I strongly suspect that Python is behaving like many other languages here – recognising string constants within your source code and using a common table for those, but not applying the same rules when creating strings dynamically. This makes sense as there will only be a finite set of strings within your source code (although Python lets you evaluate code dynamically, of course) whereas it’s much more likely that you’ll be creating huge numbers of strings in the course of your program.
This process is generally called interning – and indeed by the looks of this page it’s called interning in Python, too.
A side note: it is very important to know the lifetime of objects in Python. Note the following session:
Python 2.6.4 (r264:75706, Dec 26 2009, 01:03:10) [GCC 4.3.4] on linux2 Type "help", "copyright", "credits" or "license" for more information. a="a" b="b" print id(a+b), id(b+a) 134898720 134898720 print (a+b) is (b+a) False

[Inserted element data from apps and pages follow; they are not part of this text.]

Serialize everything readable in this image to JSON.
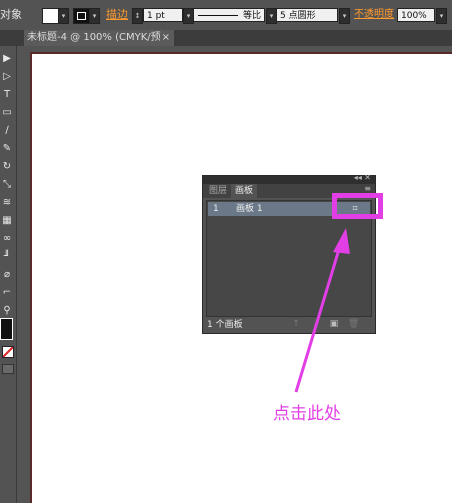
{
  "control_bar": {
    "object_label": "对象",
    "stroke_label": "描边",
    "stroke_weight": "1 pt",
    "stroke_style": "等比",
    "brush": "5 点圆形",
    "opacity_label": "不透明度",
    "opacity_value": "100%",
    "dropdown_glyph": "▾",
    "spinner_glyph": "↕"
  },
  "document_tab": {
    "title": "未标题-4 @ 100% (CMYK/预览)",
    "close": "×"
  },
  "tools": [
    {
      "icon": "selection-icon",
      "glyph": "▶"
    },
    {
      "icon": "direct-selection-icon",
      "glyph": "▷"
    },
    {
      "icon": "type-icon",
      "glyph": "T"
    },
    {
      "icon": "rectangle-icon",
      "glyph": "▭"
    },
    {
      "icon": "paintbrush-icon",
      "glyph": "∕"
    },
    {
      "icon": "pencil-icon",
      "glyph": "✎"
    },
    {
      "icon": "rotate-icon",
      "glyph": "↻"
    },
    {
      "icon": "scale-icon",
      "glyph": "⤡"
    },
    {
      "icon": "warp-icon",
      "glyph": "≋"
    },
    {
      "icon": "gradient-icon",
      "glyph": "▦"
    },
    {
      "icon": "blend-icon",
      "glyph": "∞"
    },
    {
      "icon": "graph-icon",
      "glyph": "╜"
    },
    {
      "icon": "slice-icon",
      "glyph": "⌀"
    },
    {
      "icon": "eyedropper-icon",
      "glyph": "⌐"
    },
    {
      "icon": "zoom-icon",
      "glyph": "⚲"
    },
    {
      "icon": "hand-icon",
      "glyph": "✋"
    }
  ],
  "panel": {
    "title_buttons": "◂◂  ✕",
    "tabs": [
      "图层",
      "画板"
    ],
    "active_tab": "画板",
    "menu_glyph": "≡",
    "rows": [
      {
        "num": "1",
        "name": "画板 1",
        "options_glyph": "⌗"
      }
    ],
    "footer_count": "1 个画板",
    "footer_icons": [
      "↑",
      "↓",
      "▣",
      "🗑"
    ]
  },
  "annotation": {
    "text": "点击此处",
    "color": "#e23ee6"
  },
  "colors": {
    "app_bg": "#535353",
    "canvas_bg": "#545454",
    "artboard": "#ffffff",
    "selected_row": "#6a7888",
    "highlight": "#e23ee6"
  }
}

Your thinking that by printing the IDs of two separate expressions and noting “they are equal ergo the two expressions must be equal/equivalent/the same” is faulty. A single line of output does not necessarily imply all of its contents were created and/or co-existed at the same single moment in time.
If you want to know if two objects are the same object, ask Python directly (using the
x = 42 y = 42 x == y #True x is y #True
In this interaction, X and Y should be
== (same value), but not is (same object) because we ran two different
literal expressions. Because small
integers and strings are cached and
reused, though, is tells us they
reference the same single object.
In fact, if you really want to look
under the hood, you can always ask
Python how many references there are
to an object using the getrefcount
function in the standard sys module
returns the object’s reference count.
This behavior reflects one of the many
ways Python optimizes its model for
I found a good article to explain the
intern behavior of CPython:
- String object in CPython has a flag to indicate that if it’s in
- Interning string by storing them in a normal dictionary with keys and values are string’s pointers. This accepts
- Interning help Python to reduce memory consumption because objects can refer to the same memory address, and speed up comparison speed because it only has to compare the string’s pointers.
- Python does the
internin the compile process, which means only literal strings (or string can be computed at compile time, like ‘hello’ + ‘world’)
- For your question: Only strings with length 0 or length 1 or contains ASCII letters only(a-z, A-Z, 0-9) are interned
Internworks in Python due to strings are immutable, otherwise does not make sense.
This is a really good article, I strongly suggest visiting his site and check for other ones, worth our time.